....that a movie with an all midget cast could be so incredibly boring. I knew it was a late 30's western-musical, probably the most boring genre mankind has created, but I figured this would be balanced by the fact that it had an all-midget cast. The problem was that this film was *supposed* to be a comedy...this meant plenty of unfunny sight gags and slapstick. At the same time it tried to be a serious drama, but the sound was so bad that I could just barely make out what the actors were saying. This didn't have a whole lot of impact on my ability to understand the plot, since the plot was very ripe. Everything in it I had seen before, albeit with full size actors. Ordinarily I would have been amused by the grade school level acting and campy plot, but overall I found the film to be just too incompetent to be enjoyable. It was like watching a grade school play with midgets in the place of children...I think this film would be more appealing and amusing with an all child cast rather than an all midget one. Anyways, there are a few comedic scenes, such as the aforementioned midgets going under hitching posts, riding Shetland ponies and stagecoaches pulled by ponies, etc.
Predictable, cliched, boring
I remember seeing this movie in 94' when it came out. I was bored as hell and my only entertainment came from heckling the lame dialogue and predicting the cliched plot twists. One thing I noticed was that many of the situations that occur in this film also occured in a mid 70's disaster spoof "The Big Big Bus". If a movie can be successfully parodied by a movie 20 years its senior, its a damned cliched film.
The Flesh Eaters (1964)
This is an early gore flick and is moderately amusing as both a horror film and unintentional comedy. The dialouge is ridiculous tripe, the actors aren't actually capable of acting, and the character's schemes are chock full of holes but this film manages to pull off some good old school gore (especially the scenes where the mad doctor gets it and the pilot's leg starts to get chewed off. The pacing isn't too bad, but overall this film just doesn't leave much of an impression.
The Boy Who Cried Werewolf (1973)
Amusing Bad Movie
Another crapfest from the great Nathan Juran (also known as Nathan Hertz, as in "So bad its Hertz") the director of Attack of the 50 foot Woman and the Seventh Voyage of Sinbad.
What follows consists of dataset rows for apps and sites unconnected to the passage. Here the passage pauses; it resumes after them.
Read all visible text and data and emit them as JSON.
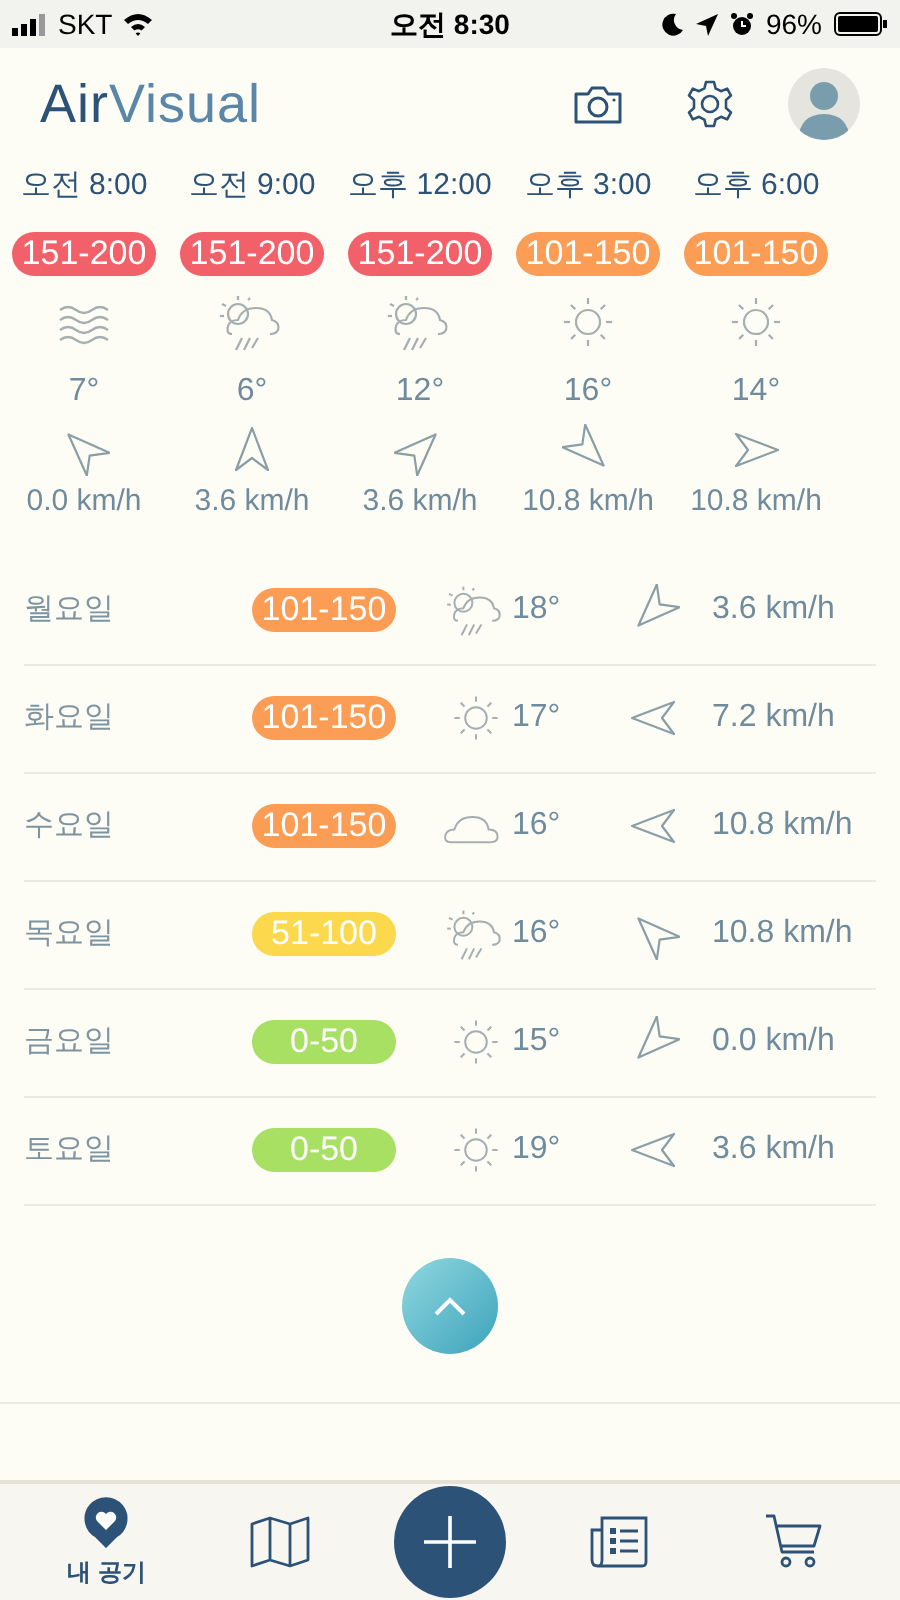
{
  "status_bar": {
    "carrier": "SKT",
    "time": "오전 8:30",
    "battery": "96%"
  },
  "header": {
    "logo_parts": [
      "Air",
      "Visual"
    ]
  },
  "hourly": [
    {
      "time": "오전 8:00",
      "aqi": "151-200",
      "color": "#f2616a",
      "weather": {
        "kind": "wind"
      },
      "temp": "7°",
      "wind_arrow": {
        "kind": "nw"
      },
      "wind": "0.0 km/h"
    },
    {
      "time": "오전 9:00",
      "aqi": "151-200",
      "color": "#f2616a",
      "weather": {
        "kind": "rain"
      },
      "temp": "6°",
      "wind_arrow": {
        "kind": "n"
      },
      "wind": "3.6 km/h"
    },
    {
      "time": "오후 12:00",
      "aqi": "151-200",
      "color": "#f2616a",
      "weather": {
        "kind": "rain"
      },
      "temp": "12°",
      "wind_arrow": {
        "kind": "ne"
      },
      "wind": "3.6 km/h"
    },
    {
      "time": "오후 3:00",
      "aqi": "101-150",
      "color": "#fb9d55",
      "weather": {
        "kind": "sun"
      },
      "temp": "16°",
      "wind_arrow": {
        "kind": "se"
      },
      "wind": "10.8 km/h"
    },
    {
      "time": "오후 6:00",
      "aqi": "101-150",
      "color": "#fb9d55",
      "weather": {
        "kind": "sun"
      },
      "temp": "14°",
      "wind_arrow": {
        "kind": "e"
      },
      "wind": "10.8 km/h"
    }
  ],
  "daily": [
    {
      "day": "월요일",
      "aqi": "101-150",
      "color": "#fb9d55",
      "weather": {
        "kind": "rain"
      },
      "temp": "18°",
      "wind_arrow": {
        "kind": "sw"
      },
      "wind": "3.6 km/h"
    },
    {
      "day": "화요일",
      "aqi": "101-150",
      "color": "#fb9d55",
      "weather": {
        "kind": "sun"
      },
      "temp": "17°",
      "wind_arrow": {
        "kind": "w"
      },
      "wind": "7.2 km/h"
    },
    {
      "day": "수요일",
      "aqi": "101-150",
      "color": "#fb9d55",
      "weather": {
        "kind": "cloud"
      },
      "temp": "16°",
      "wind_arrow": {
        "kind": "w"
      },
      "wind": "10.8 km/h"
    },
    {
      "day": "목요일",
      "aqi": "51-100",
      "color": "#fcd94c",
      "weather": {
        "kind": "rain"
      },
      "temp": "16°",
      "wind_arrow": {
        "kind": "nw"
      },
      "wind": "10.8 km/h"
    },
    {
      "day": "금요일",
      "aqi": "0-50",
      "color": "#a8e063",
      "weather": {
        "kind": "sun"
      },
      "temp": "15°",
      "wind_arrow": {
        "kind": "sw"
      },
      "wind": "0.0 km/h"
    },
    {
      "day": "토요일",
      "aqi": "0-50",
      "color": "#a8e063",
      "weather": {
        "kind": "sun"
      },
      "temp": "19°",
      "wind_arrow": {
        "kind": "w"
      },
      "wind": "3.6 km/h"
    }
  ],
  "nav": [
    {
      "kind": "air",
      "label": "내 공기",
      "selected": true
    },
    {
      "kind": "map",
      "selected": false
    },
    {
      "kind": "add",
      "selected": false
    },
    {
      "kind": "news",
      "selected": false
    },
    {
      "kind": "shop",
      "selected": false
    }
  ]
}
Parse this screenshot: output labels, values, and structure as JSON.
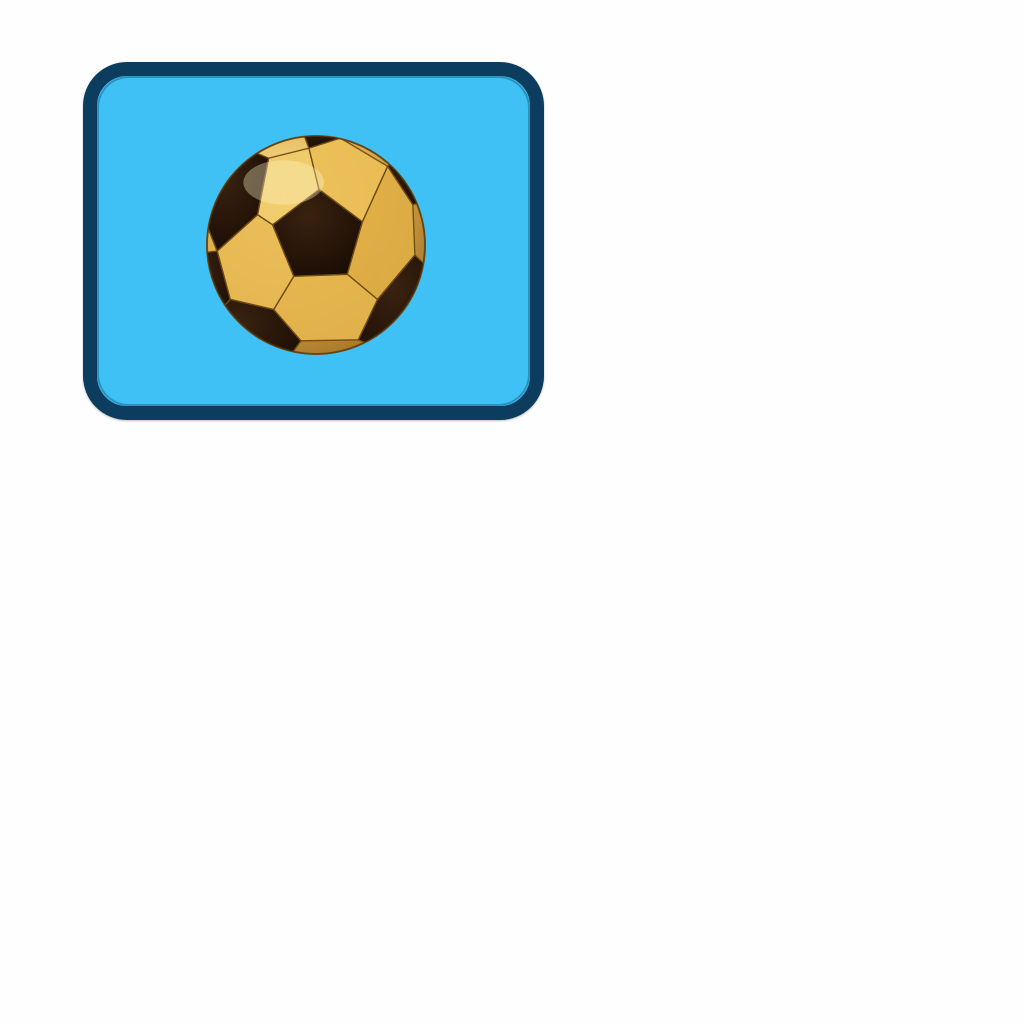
{
  "card": {
    "background_color": "#40c1f5",
    "border_color": "#0d3d5e"
  },
  "ball": {
    "icon": "soccer-ball-icon",
    "panel_light": "#f2cf71",
    "panel_mid": "#d9a641",
    "panel_dark_edge": "#a8752a",
    "patch_color": "#1d0f05"
  }
}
Drawn out story of a kid whose father has become a werewolf and who can't get anyone to believe him. Hilarious hippy cult leader sequence. Basically a crappy, but amusing film. If you like bad movies, wallow in this one's crapulence and you'll be glad you did.